[Excerpts from an interface dataset]
□ □ □

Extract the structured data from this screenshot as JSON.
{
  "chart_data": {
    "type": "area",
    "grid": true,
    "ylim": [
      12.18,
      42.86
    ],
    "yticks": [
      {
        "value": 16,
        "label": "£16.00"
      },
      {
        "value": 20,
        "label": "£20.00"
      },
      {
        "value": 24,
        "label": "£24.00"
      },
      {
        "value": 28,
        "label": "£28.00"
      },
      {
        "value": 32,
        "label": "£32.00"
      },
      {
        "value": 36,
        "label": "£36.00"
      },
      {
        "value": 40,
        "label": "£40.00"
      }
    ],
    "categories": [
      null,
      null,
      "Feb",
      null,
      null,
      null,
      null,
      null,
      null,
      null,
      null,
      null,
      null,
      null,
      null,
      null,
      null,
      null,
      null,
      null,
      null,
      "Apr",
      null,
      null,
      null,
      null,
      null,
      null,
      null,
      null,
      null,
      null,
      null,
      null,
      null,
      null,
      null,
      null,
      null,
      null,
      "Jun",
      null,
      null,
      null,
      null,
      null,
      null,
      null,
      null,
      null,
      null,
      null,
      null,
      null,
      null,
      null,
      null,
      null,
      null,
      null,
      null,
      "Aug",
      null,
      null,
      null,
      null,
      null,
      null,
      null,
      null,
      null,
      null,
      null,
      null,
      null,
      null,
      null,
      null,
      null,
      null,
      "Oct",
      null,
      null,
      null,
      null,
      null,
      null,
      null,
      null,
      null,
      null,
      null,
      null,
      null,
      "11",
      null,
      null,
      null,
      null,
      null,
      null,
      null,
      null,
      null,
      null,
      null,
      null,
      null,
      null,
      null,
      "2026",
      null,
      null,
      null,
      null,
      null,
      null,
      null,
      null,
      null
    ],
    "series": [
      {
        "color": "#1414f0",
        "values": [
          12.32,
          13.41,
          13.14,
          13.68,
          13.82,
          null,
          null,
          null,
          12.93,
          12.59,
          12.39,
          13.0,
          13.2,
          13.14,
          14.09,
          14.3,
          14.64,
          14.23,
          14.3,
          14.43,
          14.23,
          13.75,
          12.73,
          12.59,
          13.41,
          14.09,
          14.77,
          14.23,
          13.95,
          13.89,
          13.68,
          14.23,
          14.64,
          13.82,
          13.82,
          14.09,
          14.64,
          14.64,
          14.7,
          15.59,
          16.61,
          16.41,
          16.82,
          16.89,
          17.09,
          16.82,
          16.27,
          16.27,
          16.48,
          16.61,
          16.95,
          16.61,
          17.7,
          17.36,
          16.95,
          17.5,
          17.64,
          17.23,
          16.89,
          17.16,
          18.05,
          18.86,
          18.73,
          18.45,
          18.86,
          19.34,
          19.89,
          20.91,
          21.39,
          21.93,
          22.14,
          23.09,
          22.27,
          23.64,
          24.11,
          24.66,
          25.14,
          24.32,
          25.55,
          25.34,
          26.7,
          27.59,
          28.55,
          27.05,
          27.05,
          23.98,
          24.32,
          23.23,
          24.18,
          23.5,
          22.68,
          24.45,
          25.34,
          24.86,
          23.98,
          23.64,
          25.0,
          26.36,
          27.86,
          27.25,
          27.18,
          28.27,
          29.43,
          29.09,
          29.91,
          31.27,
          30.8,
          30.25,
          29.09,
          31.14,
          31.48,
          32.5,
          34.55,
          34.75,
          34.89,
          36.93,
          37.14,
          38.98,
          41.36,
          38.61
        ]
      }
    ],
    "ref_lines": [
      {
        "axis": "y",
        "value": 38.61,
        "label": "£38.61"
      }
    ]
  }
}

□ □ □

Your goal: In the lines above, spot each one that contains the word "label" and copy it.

Answer to this task:
        "label": "£16.00"
        "label": "£20.00"
        "label": "£24.00"
        "label": "£28.00"
        "label": "£32.00"
        "label": "£36.00"
        "label": "£40.00"
        "label": "£38.61"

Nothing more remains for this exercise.